Founded in 2003, PROCURE is a collaboration between four university-based hospitals in Quebec, and in addition to providing patient services and information on prostate cancer to the public, the organization also maintains a biobank to aid researchers studying the disease. Biobanks now play a key role in the fight against prostate cancer, as scientists need high-quality prostate tissue and clinical information to power investigations into new diagnostics and treatments.
PROCURE established its biobank in 2007, and since then, scientists from the four participating hospitals have been banking flash-frozen prostate tissue from radical prostatectomies (a procedure to remove a cancerous prostate and some of the surrounding tissue), as well as urine, blood and associated clinical data from prostate cancer patients.
Naturally, quality control is essential, especially when collections are performed at several different locations. Researchers need to be certain the biomarkers they are measuring accurately represent the underlying disease – and not an artifact from sampling at the different collection sites.
To verify PROCURE’s collection methods, scientists from the four hospitals recently evaluated (PDF, 157KB) the quality of randomly selected tissue from the repository.
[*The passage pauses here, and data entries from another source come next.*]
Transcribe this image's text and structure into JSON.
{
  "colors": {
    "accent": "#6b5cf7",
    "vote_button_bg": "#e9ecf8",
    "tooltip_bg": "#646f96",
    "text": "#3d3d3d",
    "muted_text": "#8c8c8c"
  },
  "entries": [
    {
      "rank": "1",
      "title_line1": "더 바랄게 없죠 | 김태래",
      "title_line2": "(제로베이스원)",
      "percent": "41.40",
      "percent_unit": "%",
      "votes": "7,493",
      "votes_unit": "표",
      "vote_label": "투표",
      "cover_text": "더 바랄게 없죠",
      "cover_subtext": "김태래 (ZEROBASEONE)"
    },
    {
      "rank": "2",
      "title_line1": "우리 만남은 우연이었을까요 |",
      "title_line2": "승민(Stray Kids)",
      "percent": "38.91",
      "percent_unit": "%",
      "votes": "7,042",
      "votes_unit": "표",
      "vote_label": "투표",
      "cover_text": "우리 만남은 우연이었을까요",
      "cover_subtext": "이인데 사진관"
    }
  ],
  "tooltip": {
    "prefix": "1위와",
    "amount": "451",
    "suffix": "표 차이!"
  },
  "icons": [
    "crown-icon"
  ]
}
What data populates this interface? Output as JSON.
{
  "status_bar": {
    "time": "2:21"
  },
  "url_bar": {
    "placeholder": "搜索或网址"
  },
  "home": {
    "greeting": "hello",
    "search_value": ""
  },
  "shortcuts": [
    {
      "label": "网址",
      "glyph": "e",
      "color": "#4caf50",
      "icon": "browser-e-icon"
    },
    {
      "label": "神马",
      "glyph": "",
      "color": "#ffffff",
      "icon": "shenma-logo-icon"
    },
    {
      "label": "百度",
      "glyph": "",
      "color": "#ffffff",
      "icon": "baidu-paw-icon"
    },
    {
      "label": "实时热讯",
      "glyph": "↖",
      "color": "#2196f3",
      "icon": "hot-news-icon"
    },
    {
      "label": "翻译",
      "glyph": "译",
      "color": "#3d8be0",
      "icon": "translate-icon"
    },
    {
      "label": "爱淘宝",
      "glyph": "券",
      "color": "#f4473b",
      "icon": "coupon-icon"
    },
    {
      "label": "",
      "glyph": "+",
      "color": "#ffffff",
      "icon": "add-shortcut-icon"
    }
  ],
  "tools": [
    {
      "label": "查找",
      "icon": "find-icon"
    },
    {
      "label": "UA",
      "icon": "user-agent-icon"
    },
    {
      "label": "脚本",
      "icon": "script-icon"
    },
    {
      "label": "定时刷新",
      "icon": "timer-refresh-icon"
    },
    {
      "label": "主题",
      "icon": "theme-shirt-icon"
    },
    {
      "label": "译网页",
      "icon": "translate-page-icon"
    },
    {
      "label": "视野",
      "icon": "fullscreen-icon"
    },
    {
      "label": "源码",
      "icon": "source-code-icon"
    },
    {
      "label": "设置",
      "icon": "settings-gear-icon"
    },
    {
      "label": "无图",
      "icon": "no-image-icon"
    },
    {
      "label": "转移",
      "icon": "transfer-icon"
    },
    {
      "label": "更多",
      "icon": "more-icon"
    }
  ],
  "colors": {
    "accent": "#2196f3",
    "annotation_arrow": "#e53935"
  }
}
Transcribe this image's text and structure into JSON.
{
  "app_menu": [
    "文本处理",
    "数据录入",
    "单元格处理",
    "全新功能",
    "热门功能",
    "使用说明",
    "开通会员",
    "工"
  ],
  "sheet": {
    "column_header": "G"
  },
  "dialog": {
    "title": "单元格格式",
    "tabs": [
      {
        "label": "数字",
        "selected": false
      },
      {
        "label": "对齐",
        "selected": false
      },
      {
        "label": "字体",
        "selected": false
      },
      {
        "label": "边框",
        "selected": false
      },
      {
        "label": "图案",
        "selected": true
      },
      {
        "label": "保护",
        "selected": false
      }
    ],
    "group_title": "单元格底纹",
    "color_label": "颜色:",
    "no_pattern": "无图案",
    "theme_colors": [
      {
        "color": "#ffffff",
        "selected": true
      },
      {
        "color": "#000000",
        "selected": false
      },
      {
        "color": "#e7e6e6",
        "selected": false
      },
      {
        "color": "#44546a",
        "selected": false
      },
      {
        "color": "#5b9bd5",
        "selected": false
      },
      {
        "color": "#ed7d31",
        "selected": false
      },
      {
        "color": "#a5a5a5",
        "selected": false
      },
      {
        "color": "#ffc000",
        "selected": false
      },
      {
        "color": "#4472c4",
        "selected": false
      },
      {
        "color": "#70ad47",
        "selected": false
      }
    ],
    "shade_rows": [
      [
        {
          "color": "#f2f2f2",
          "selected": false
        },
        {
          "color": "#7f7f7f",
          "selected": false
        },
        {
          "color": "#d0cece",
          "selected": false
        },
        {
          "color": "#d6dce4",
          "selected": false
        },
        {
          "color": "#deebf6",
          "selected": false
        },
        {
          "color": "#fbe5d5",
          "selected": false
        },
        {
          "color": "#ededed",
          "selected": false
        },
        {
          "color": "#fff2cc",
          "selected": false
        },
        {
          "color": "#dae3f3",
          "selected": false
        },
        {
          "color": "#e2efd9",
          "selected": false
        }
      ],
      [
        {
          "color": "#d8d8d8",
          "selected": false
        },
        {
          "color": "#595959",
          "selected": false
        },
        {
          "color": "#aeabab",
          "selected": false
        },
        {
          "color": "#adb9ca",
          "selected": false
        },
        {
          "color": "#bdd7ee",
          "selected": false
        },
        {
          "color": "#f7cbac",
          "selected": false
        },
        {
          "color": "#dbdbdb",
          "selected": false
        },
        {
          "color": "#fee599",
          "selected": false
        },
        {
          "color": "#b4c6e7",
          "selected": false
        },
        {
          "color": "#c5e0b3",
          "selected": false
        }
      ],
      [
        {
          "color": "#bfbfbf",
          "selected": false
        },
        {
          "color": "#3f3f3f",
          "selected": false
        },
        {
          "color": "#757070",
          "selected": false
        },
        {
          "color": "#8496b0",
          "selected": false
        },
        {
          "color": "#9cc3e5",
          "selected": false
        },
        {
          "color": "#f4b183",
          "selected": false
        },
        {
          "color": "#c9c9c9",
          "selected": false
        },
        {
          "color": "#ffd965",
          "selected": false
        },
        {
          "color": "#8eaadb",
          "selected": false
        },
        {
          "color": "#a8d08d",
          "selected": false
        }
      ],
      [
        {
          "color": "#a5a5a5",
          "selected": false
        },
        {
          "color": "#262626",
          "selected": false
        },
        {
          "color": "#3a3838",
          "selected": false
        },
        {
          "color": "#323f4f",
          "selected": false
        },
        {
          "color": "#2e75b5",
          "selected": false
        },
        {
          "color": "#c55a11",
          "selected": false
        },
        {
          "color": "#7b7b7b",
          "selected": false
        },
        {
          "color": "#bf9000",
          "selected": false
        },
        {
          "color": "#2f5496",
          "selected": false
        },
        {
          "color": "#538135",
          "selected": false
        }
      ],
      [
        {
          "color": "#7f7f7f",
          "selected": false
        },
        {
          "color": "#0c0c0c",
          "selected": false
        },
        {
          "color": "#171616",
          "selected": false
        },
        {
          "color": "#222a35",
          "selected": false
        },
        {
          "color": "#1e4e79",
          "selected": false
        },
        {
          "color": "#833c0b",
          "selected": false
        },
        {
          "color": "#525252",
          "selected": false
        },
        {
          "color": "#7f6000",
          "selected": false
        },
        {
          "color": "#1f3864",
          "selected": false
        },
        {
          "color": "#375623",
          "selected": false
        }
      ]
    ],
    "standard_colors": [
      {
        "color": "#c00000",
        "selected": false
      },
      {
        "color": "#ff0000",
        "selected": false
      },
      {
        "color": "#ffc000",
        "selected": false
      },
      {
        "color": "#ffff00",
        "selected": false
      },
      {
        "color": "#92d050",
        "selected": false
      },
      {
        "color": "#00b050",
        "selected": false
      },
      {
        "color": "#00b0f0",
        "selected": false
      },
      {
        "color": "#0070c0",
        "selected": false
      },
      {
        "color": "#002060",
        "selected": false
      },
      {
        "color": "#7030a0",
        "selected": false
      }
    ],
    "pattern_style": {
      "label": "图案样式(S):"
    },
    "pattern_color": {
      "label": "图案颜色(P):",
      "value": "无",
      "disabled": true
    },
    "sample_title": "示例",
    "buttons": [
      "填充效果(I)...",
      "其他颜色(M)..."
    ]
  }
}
This quality control study investigated 10 cases from each hospital randomly selected over the past five years. Samples from each case were split into four blocks, two of which were intended to contain cancerous tissue and two of which were intended to be benign. Pathologists then blindly evaluated characteristics of the blocks, such as nature of the sample (cancerous or not), quality of the tissue and Gleason score (a numerical score to evaluate the progression of cancerous cells). They also extracted RNA from the tissue samples and assessed it for quality.
The results from the investigation were encouraging: Pathologists were able to identify cancerous regions and assign a Gleason score to frozen tissue from all cases. Plus, the RNA Integrity Number (a measure of RNA quality) was uniformly high and consistent across samples collected from each year, indicating RNA is well preserved for long periods of time in the biobank.
Interestingly, about 30 percent of the presumed cancerous blocks were identified as benign, and the same amount of presumed benign tissue blocks were actually identified as cancerous. The misclassification of tissue was likely caused by the fact that not all of the frozen blocks were evaluated by a pathologist at the time of storage, a process that is now being performed by the biobank. Overall, though, the results from this study confirm the high quality of randomly selected prostate tissue samples from the PROCURE biobank.
This October, PROCURE received a $4.5 million grant to support the biobank and research initiatives.
“The financial support announced today will allow us to achieve greater impact: we will provide researchers in the Canadian and international scientific communities with biological samples and data for innovative, large-scale projects against prostate cancer,” Cédric Bisson, Chairman of the Board of PROCURE,said,
Thanks to research biobanks like PROCURE, the future for patients with prostate cancer is looking a little brighter.